Recent news express serious concerns about the pace of improvements to the water supply in the face of a rapidly growing population. According to the United Nations, more than 90 percent of the population in Kenya’s urban areas had access to clean water in 1990. Today, it is estimated that only fifty percent of Nairobi’s 4.5 million residents have direct access to piped water. Most residents obtain their water from kiosks, vendors and illegal connections.

To combat this water dilemma, a team of young innovators from Kenya has developed a mobile app called MajiPap to help improve access to clean water in Nairobi.

MajiPap is a mobile platform that enables users to locate and hail water trucks closest to them using mobile message or WhatsApp instantly. With the aim of making water supply more reliable and efficient, MajiPap beachhead market is targeting middle to low income residential areas who constitute about 75 percent of the population in Nairobi.

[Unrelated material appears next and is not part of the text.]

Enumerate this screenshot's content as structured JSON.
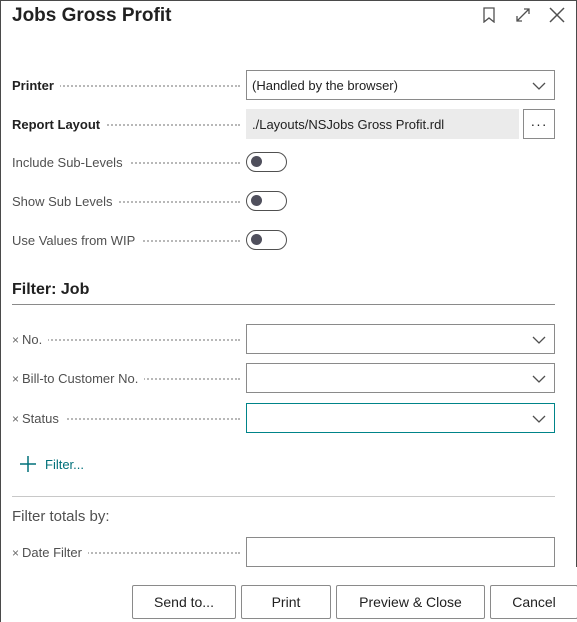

Currently, the startup is still within its research and development phase and founder Selby says that water supply in Nairobi is expensive and very unreliable. This technology will hail more customers since most estates in Nairobi are geographically close and the population is more tech savvy. In addition, water will be significantly cheaper with fast delivery and assured quality.

Ready for MajiPap

A survey conducted during the development of the prototype suggests that 96 percent of representatives from all segments found the current water supply system to be inefficient and unreliable, causing delays and losses. 71 percent of potential users expressed that they were eager for MajiPap.